*To do*
Wherever the word "Catering" occurs in the lines below, copy the whole line.

Stored records
↓
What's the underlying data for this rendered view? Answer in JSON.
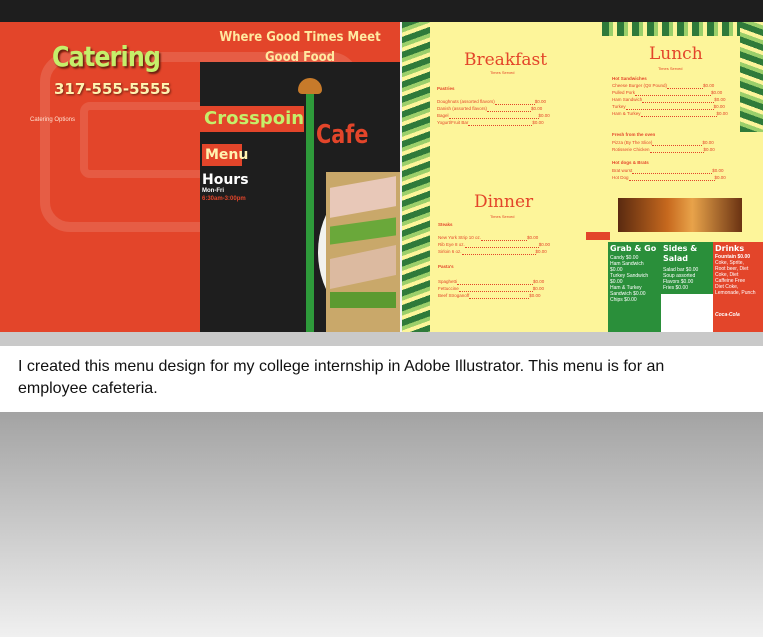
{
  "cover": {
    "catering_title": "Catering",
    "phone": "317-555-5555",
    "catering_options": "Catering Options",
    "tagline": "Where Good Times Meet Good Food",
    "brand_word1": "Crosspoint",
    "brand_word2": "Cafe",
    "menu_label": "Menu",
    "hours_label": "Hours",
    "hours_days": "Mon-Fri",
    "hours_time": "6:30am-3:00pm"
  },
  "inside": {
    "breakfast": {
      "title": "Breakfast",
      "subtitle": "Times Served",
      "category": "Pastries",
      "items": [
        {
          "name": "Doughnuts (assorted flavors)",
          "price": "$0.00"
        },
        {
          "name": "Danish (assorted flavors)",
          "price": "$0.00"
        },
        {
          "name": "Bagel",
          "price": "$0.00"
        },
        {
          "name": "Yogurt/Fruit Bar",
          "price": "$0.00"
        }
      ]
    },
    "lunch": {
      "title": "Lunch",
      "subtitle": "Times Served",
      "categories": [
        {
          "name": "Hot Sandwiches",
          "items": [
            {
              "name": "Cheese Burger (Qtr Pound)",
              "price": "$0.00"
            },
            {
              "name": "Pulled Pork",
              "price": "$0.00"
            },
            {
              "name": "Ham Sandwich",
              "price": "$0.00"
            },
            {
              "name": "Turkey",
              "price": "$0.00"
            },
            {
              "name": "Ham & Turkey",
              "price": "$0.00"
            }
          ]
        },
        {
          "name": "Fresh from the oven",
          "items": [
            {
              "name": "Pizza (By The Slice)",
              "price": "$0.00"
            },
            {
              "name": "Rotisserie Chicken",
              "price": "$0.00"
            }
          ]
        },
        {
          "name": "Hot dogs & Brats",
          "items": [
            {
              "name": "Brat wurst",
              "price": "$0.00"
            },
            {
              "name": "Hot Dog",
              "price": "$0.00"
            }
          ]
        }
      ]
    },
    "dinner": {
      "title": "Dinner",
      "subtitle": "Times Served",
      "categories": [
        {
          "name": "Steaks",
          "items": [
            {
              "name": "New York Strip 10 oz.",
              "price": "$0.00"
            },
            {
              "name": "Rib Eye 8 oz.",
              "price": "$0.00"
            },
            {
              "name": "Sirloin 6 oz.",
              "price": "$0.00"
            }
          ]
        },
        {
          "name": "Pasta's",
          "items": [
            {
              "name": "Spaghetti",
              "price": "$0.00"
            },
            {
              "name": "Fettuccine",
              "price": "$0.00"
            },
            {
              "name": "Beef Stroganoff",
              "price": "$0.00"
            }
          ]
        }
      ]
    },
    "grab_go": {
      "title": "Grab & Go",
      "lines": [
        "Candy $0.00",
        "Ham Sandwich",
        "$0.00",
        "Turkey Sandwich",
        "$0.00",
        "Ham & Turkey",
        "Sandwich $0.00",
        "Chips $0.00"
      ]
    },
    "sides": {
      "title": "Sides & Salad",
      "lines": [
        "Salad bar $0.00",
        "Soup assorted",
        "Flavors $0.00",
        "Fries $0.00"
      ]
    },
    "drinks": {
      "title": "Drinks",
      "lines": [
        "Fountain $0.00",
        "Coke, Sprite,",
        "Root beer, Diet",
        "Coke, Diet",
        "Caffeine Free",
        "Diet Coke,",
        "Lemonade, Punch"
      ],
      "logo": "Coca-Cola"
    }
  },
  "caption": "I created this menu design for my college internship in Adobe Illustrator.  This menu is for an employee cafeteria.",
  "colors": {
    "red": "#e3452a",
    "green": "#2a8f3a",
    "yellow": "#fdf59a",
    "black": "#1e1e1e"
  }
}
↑
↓
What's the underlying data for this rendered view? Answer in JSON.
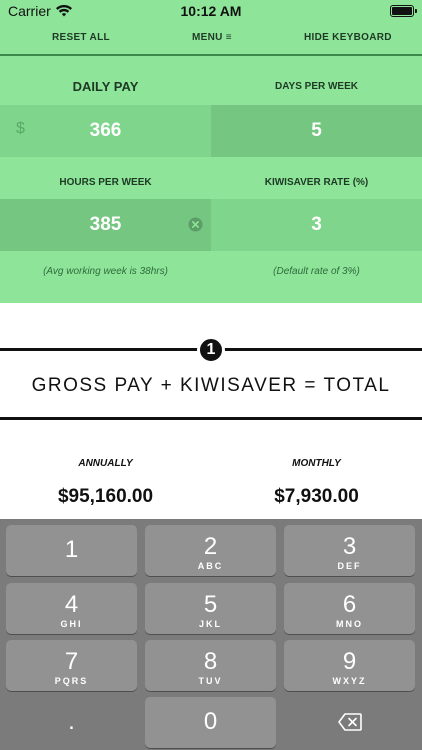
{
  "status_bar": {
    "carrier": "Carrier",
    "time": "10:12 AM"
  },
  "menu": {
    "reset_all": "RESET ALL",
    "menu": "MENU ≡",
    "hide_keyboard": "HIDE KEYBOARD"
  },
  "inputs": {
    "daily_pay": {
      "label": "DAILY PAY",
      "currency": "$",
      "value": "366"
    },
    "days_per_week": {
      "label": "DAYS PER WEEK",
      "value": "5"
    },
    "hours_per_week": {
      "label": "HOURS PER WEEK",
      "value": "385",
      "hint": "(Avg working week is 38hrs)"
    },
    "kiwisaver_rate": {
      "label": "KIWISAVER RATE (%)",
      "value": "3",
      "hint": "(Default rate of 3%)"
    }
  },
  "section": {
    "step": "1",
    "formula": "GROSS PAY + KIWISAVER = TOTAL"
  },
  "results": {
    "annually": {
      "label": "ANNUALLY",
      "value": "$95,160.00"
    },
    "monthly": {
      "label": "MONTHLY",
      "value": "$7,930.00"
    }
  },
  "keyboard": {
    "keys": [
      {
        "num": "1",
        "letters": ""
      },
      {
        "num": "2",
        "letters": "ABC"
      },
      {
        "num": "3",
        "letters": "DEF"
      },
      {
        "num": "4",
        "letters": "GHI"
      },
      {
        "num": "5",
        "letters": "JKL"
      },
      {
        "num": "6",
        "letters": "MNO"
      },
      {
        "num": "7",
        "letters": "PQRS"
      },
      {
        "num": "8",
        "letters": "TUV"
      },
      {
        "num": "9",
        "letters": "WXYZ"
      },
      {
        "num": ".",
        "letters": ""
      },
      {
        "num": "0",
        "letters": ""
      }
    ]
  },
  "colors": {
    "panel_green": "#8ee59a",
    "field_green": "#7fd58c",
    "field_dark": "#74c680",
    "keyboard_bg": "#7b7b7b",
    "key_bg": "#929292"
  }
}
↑
*Written reply*
    "catering_title": "Catering",
    "catering_options": "Catering Options",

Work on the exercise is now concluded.